Ben Bagby (Paris, January 2015)
17 March 2017
Basel (CH) Predigerkirche, Freunde Alte Musik
Monks Singing Pagans
25 March – 2 April 2017
Lafayette College, Vassar College, Princeton University, Yale University
Benjamin Bagby Beowulf tour USA
1 April 2017
New York City, Symphony Space
Book release event for ‘The Inquisitor’s Tale’
11 May 2017
Paris, Université de Paris – Sorbonne, Amphithéâtre Richelieu
Benjamin Bagby has recorded the only surviving Old High German epic fragment, the Hildebrandslied (The Song of Hildebrand), for inclusion in an audiobook version of Adam Gidwitz’s new book for children and young adults, The Inquisitor’s Tale, just released by Penguin/Random House. He also recorded harp accompaniments to go with portions of the reading of the story. A release event is being schedule for New York City in early April, 2017.
New program given birth at Cambridge University
Following working sessions in 2014-15 with University of Cambridge musicologist Sam Barrett in the USA (Harvard University and Ohio State University) and in Cambridge (Pembroke College), Sequentia was in residence at Cambridge in April for the final rehearsals of the new program 'Monks Singing Pagans'. An informal video of a rehearsal made by the university became a YouTube sensation, with over 500,000 views. In addition to their rehearsals and working sessions on the songs of Boethius, Sequentia gave a masterclass and the premiere performance of 'Monks Singing Pagans', immediately followed by the US premiere during a residency at Dartmouth College (USA). The week spent at Dartmouth included teaching activities in music history, performance practice, Latin poetry and manuscript studies.

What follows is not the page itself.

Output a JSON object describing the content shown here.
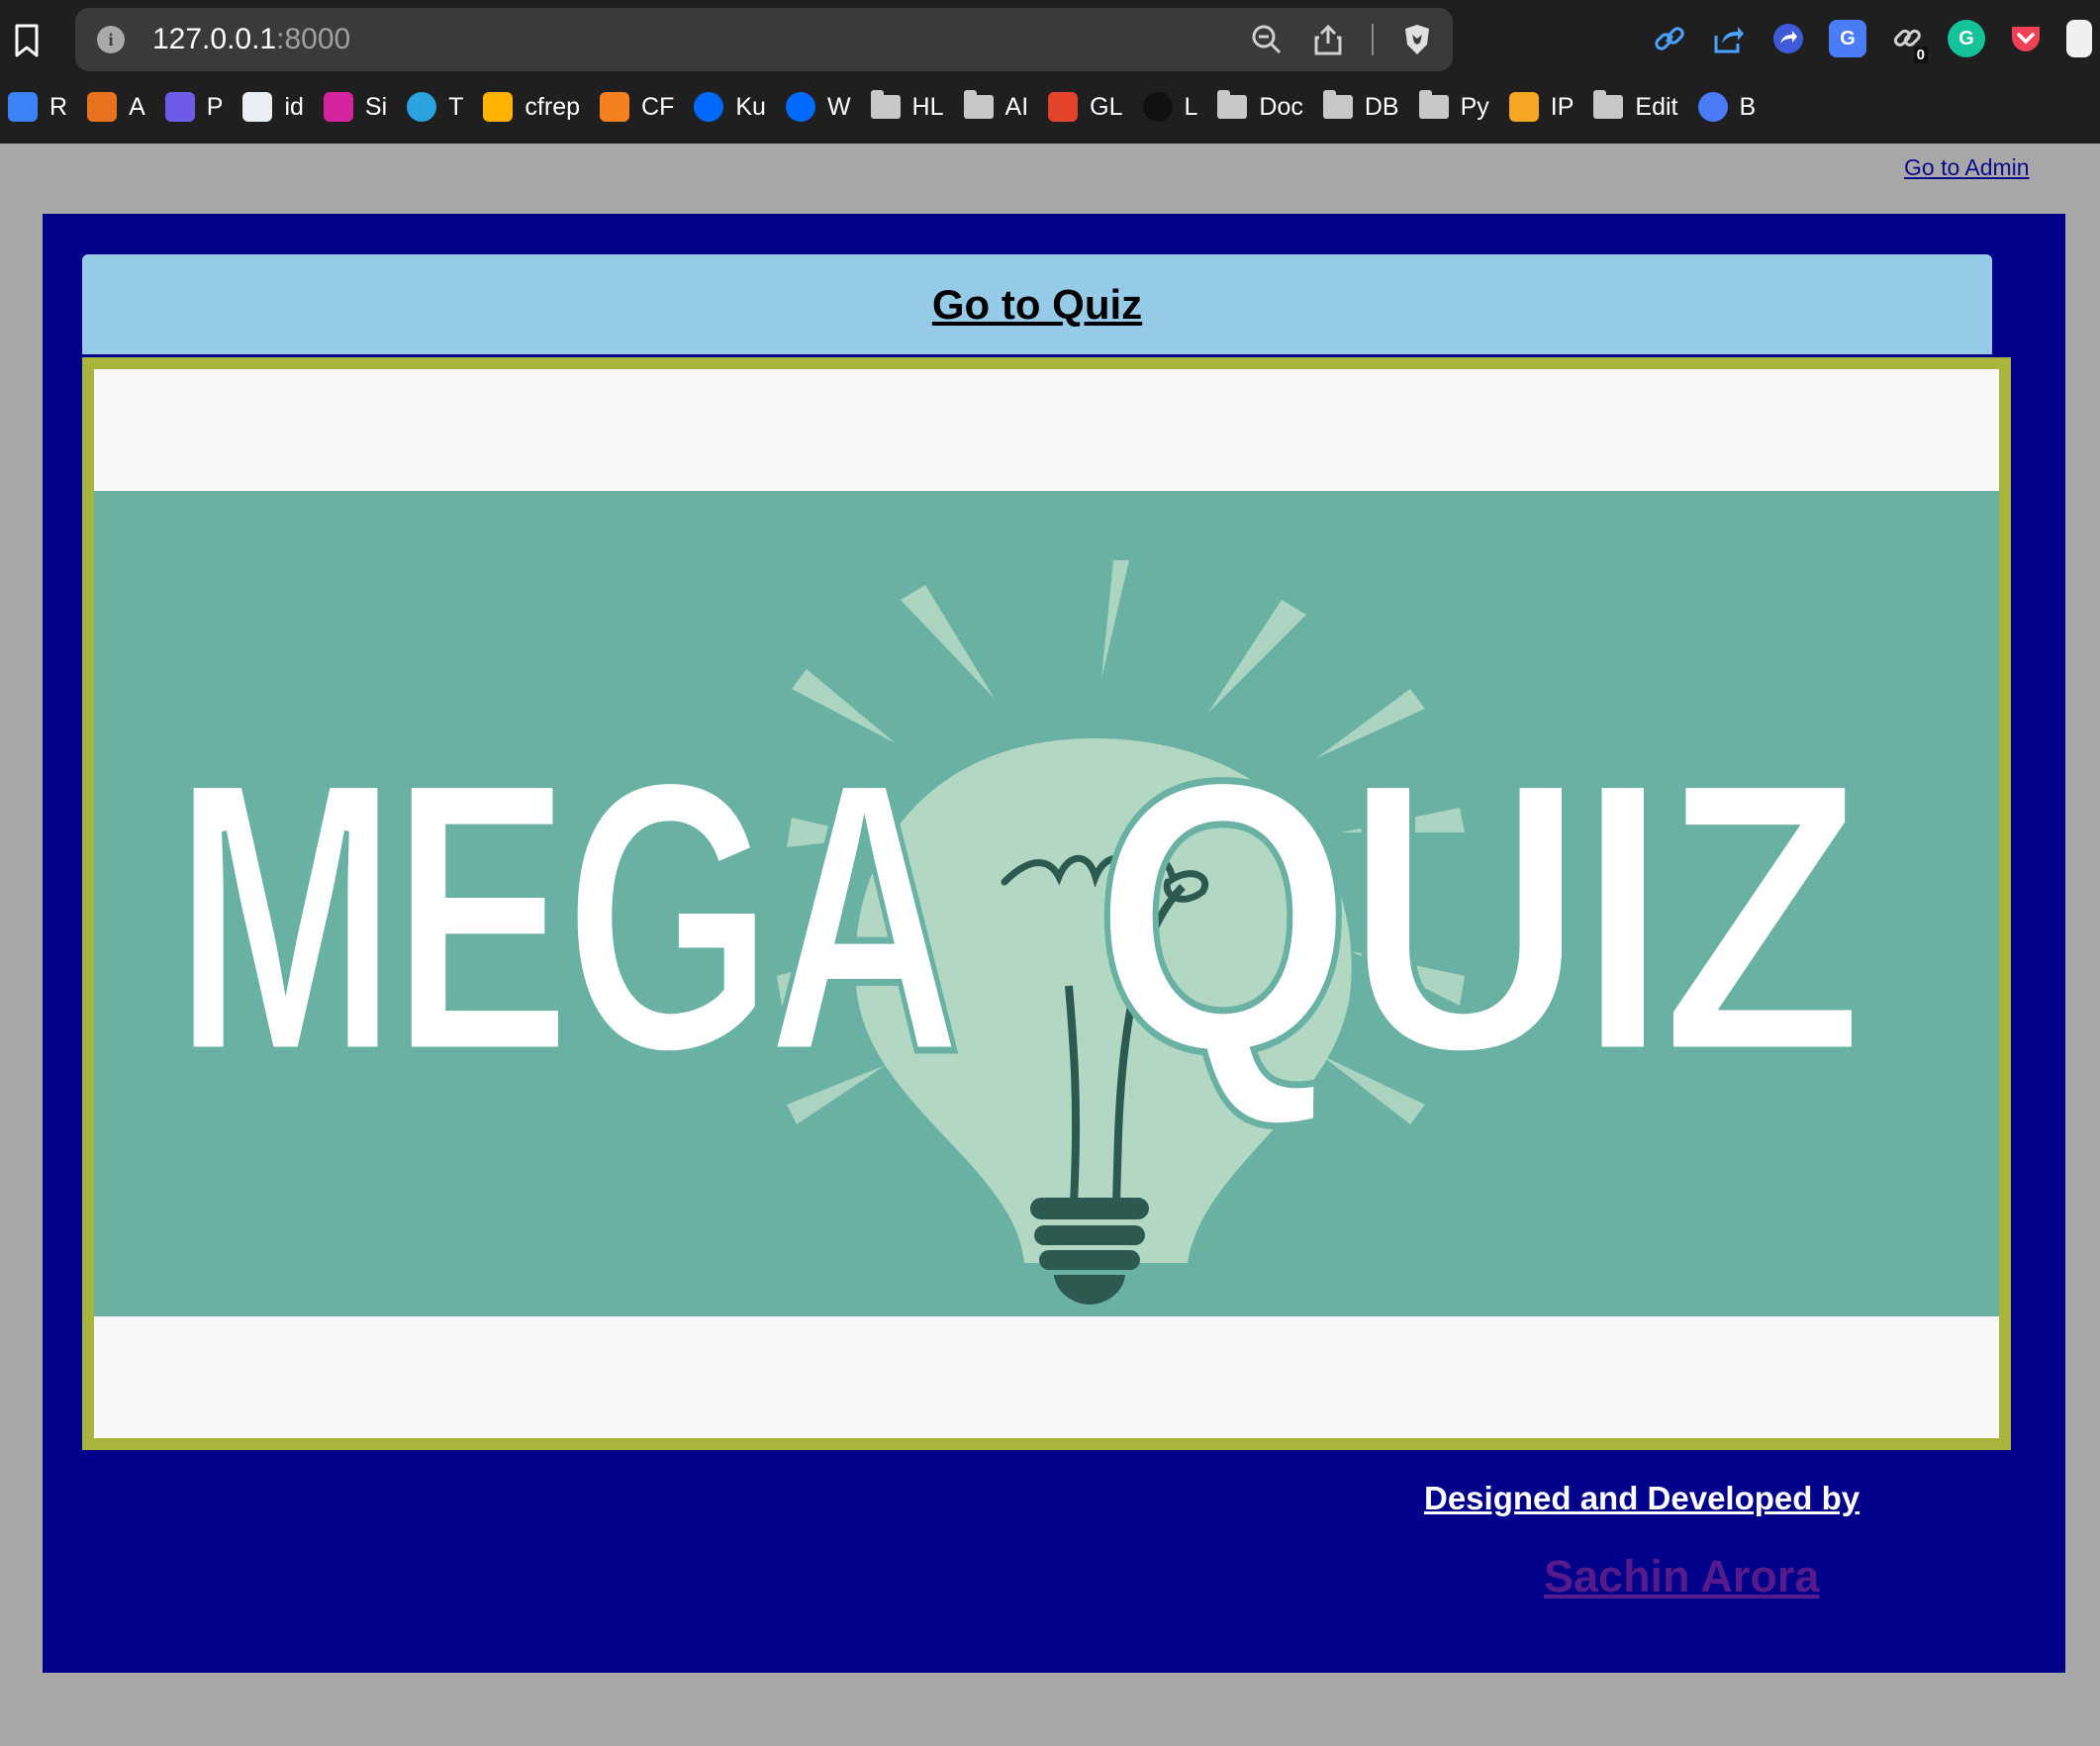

Sequentia returned to Cambridge in late June to prepare a special program of the Boethian songs, which was given as part of a symposium on medieval Latin song, with a special concert on 2 July in Pembroke College Chapel.
Teaching in Basel and Milano
Benjamin Bagby will be teaching performance courses on medieval song at two music academies this year:
Schola Cantorum Basiliensis (Basel, Switzerland): 31 October to 1 November 2016 and 13-14 March 2017
Scuola Civica di Musica Claudio Abbado (Milano, Italy): 2-3 December 2016 and 16-18 February 2017